Camp Rince Ceol campers "hand dancing"
Photo: Courtesy Sheila Ryan-Davoren
What you should know about Camp Rince Ceol:

All of the Irish dance instructors at Camp Rince Ceol are former touring group members from such shows as Riverdance and Lord of the Dance. A list of instructors can be found on the Camp Rince Ceol website.

Camp Rince Ceol is open to campers ages 8 and up.

In addition to core Irish dancing classes, other classes include language, sports (hurling, rugby), show steps, behind the scenes, ballet, yoga, foot care, rhythm and timing, footwork, stage presence, and Irish dance and music history.

Camp Rince Ceol has been approved by An Coimisiun le Rinci Gaelacha as an "Open Workshop" for 2015 and therefore is exempt from any association/affiliation rules.

There are two locations:  Dunn School, Los Olivos, California and Union College in Schenectady, New York.

Camp Rince Ceol is open to all CLRG dancers. Dancers (including adults) from other organizations are welcome to attend the open platform camp that runs simultaneously with the adult course week.

Adults are invited to attend Camp Rince Ceol in New York during the week of July 5th through the 10th.

Family discounts are available. 

For more information please see Camp Rince Ceol’s website.

Wednesday, April 15, 2015

Four reasons why the family that dances together stays together

My cute kiddos and I!
photo by Christy Dorrity

Mothers and fathers who have children in Irish dance, and are dancers themselves, know of the joys that come from sharing Irish dance together.

There are real advantages to having family members dance together.  Here are a few:

1-Saving time and money

Can that be a typo?  How could anyone think that including more children in dance would ever be less expensive?

Families who have many children understand how hectic life can be when each child is going in a different direction--soccer on Tuesday, dance on Wednesday, piano on Thursday, and so on. When a majority of the family does the same activity, there is less running around and juggling of schedules.
 Many dance schools offer family discounts and most feiseanna have a family maximum on fees.
Expensive shoes and costumes can be passed down to younger siblings. Melissa Cleverly, an adult dancer, and mother of dancers in Utah says, "I just put shoes that are too small in a bin, and when a younger sibling needs a pair of shoes we go to the shoe bin to get pair of shoes."

2-Family bonding time

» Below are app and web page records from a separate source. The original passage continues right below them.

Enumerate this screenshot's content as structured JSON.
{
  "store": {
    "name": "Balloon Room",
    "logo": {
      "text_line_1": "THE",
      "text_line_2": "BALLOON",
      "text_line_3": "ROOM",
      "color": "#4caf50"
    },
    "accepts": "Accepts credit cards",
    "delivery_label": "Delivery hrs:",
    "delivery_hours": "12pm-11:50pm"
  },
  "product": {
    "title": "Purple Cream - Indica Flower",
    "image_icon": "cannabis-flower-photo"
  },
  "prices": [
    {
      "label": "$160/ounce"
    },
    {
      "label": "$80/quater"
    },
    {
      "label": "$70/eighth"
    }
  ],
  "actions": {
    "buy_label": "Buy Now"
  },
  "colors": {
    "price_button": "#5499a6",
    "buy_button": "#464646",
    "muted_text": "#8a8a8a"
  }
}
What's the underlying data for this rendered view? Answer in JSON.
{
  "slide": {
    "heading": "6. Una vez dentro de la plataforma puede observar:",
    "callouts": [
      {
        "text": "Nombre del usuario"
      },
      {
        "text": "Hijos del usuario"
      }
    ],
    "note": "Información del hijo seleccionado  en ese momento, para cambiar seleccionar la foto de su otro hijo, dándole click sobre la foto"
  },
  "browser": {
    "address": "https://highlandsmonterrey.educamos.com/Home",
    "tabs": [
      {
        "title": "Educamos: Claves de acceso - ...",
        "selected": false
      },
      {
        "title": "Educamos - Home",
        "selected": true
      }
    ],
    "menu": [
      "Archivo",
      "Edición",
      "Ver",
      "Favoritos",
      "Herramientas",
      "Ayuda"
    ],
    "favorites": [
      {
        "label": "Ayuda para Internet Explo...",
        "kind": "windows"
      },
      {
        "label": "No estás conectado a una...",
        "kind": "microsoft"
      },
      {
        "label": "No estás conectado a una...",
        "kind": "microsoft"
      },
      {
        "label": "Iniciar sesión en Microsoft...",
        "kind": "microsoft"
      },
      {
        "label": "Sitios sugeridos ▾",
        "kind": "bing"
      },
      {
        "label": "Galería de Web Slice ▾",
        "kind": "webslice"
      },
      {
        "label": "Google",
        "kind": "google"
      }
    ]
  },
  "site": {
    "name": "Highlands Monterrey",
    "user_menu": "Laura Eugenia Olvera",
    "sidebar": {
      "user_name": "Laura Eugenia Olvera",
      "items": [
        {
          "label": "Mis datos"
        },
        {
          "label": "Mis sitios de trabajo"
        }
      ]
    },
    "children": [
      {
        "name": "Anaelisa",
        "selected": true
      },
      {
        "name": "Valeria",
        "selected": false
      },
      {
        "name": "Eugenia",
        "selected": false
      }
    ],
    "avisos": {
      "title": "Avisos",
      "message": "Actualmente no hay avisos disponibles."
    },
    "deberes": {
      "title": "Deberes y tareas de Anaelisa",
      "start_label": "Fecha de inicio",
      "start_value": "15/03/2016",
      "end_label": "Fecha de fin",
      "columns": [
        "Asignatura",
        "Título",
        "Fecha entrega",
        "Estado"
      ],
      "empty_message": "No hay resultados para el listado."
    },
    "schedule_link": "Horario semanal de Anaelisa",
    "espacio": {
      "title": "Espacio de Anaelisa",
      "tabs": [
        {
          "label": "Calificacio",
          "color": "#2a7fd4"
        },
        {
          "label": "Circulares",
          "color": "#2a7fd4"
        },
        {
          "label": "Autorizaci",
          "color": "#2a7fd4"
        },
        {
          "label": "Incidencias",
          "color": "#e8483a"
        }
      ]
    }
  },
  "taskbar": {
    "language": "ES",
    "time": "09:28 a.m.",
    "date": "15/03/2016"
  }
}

Not only do parents and children enjoy one another's company at practices and performance, but even the travel time can be a perfect opportunity for sharing and quality heart-to-hearts. Many families turn competition weekends into vacations, or family vacations into competition weekends. Rachel Joy, adult Irish dancer from Beaton School of Irish Dance in Maryland, says, "Driving to and from feiseanna is the best time; parent/child competitions are fun too!"
Performing together in recitals or in parent/child competitions strengthens relationships. Each family member feels the rush of cheering for a sibling or child and sharing in their triumphs and pitfalls.

3-Promoting Exercise

Dancing by its very nature encourages parents and kiddos to get up off the couch and do something active.  Dance class fosters stamina, perseverance and endurance.  Even practice time at home counts as a calorie-burning, heart-helping activity. When children see their parents doing something active to stay healthy, you can bet there are healthy habits forming.

4-Encouraging Dreaming

How great is it for kids to see their parents making goals, then working toward them with vigor? "We all practice together and are at dance together," says Cleverly. "It is so fun to have this common interest in our family. Everyone in our family has something in common with one another." Adults who go to practice and work toward a future goal give their kids the gift of ambition and the belief that they, too, can do anything they put their mind to.